In the records below, find each line containing the word "icon" and copy it.

....

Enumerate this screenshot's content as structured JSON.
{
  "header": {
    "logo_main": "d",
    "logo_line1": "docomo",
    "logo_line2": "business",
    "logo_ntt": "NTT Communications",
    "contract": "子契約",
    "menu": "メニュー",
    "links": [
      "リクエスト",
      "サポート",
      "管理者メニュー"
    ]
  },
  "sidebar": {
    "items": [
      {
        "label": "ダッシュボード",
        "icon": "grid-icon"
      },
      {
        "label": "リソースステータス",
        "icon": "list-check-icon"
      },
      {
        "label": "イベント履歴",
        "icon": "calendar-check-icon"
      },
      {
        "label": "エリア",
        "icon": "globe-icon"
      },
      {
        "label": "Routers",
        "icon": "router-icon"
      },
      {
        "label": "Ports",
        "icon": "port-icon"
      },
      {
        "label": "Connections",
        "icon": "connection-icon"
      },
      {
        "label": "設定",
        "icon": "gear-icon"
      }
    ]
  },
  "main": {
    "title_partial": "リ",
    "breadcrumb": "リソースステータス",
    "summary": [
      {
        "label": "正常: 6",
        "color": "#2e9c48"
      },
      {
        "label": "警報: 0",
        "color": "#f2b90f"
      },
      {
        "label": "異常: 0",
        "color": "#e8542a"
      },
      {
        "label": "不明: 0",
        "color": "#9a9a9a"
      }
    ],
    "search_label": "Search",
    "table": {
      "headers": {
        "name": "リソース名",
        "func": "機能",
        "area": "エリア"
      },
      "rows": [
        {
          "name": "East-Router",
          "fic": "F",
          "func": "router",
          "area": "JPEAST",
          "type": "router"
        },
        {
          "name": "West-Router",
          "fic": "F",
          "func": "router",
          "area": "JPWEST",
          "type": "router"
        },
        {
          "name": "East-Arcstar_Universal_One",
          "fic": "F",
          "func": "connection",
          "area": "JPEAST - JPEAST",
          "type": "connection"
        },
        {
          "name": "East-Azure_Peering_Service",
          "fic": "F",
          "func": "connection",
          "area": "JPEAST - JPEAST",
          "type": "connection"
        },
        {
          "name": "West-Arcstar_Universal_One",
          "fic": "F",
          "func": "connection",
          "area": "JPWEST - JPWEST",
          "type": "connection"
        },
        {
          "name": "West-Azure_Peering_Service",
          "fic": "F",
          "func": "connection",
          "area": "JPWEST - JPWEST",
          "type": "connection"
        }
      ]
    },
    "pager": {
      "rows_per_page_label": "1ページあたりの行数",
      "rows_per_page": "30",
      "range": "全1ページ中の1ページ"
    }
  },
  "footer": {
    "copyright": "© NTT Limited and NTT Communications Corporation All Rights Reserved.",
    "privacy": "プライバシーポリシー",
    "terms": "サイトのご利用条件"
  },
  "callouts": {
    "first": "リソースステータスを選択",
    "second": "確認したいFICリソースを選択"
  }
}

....

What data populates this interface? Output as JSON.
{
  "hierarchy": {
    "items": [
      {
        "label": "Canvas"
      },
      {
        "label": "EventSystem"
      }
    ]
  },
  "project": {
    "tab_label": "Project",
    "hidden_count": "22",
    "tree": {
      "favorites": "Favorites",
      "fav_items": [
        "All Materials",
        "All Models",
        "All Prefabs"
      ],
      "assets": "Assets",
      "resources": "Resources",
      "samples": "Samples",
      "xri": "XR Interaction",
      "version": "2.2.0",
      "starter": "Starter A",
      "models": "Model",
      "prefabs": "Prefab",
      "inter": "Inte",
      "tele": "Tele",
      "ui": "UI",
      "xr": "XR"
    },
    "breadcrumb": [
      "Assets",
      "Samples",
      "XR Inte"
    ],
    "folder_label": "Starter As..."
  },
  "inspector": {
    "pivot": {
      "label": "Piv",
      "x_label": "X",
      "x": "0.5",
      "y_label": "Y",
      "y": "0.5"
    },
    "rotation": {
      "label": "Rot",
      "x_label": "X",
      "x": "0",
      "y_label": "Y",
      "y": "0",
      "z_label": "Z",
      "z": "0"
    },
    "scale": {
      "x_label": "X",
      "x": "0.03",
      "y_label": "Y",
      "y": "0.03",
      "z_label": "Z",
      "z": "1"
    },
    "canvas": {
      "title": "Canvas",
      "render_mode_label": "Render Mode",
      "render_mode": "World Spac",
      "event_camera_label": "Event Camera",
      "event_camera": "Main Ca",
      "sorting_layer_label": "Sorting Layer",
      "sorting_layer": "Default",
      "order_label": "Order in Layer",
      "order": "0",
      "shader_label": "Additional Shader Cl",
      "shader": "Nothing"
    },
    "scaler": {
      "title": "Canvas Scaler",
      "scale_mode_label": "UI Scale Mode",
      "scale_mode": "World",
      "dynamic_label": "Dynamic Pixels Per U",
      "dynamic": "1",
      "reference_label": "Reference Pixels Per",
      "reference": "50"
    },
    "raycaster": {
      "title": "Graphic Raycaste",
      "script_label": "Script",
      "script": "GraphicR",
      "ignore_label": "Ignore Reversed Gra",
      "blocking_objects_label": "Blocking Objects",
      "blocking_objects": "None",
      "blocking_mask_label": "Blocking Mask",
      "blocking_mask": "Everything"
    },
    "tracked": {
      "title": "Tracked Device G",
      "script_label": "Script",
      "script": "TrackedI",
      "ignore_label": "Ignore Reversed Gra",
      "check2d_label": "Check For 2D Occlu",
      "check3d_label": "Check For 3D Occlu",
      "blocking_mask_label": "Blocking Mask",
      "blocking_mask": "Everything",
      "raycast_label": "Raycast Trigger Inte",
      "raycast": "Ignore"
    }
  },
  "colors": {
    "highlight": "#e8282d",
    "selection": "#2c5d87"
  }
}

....

» Response area
        "icon": "grid-icon"
        "icon": "list-check-icon"
        "icon": "calendar-check-icon"
        "icon": "globe-icon"
        "icon": "router-icon"
        "icon": "port-icon"
        "icon": "connection-icon"
        "icon": "gear-icon"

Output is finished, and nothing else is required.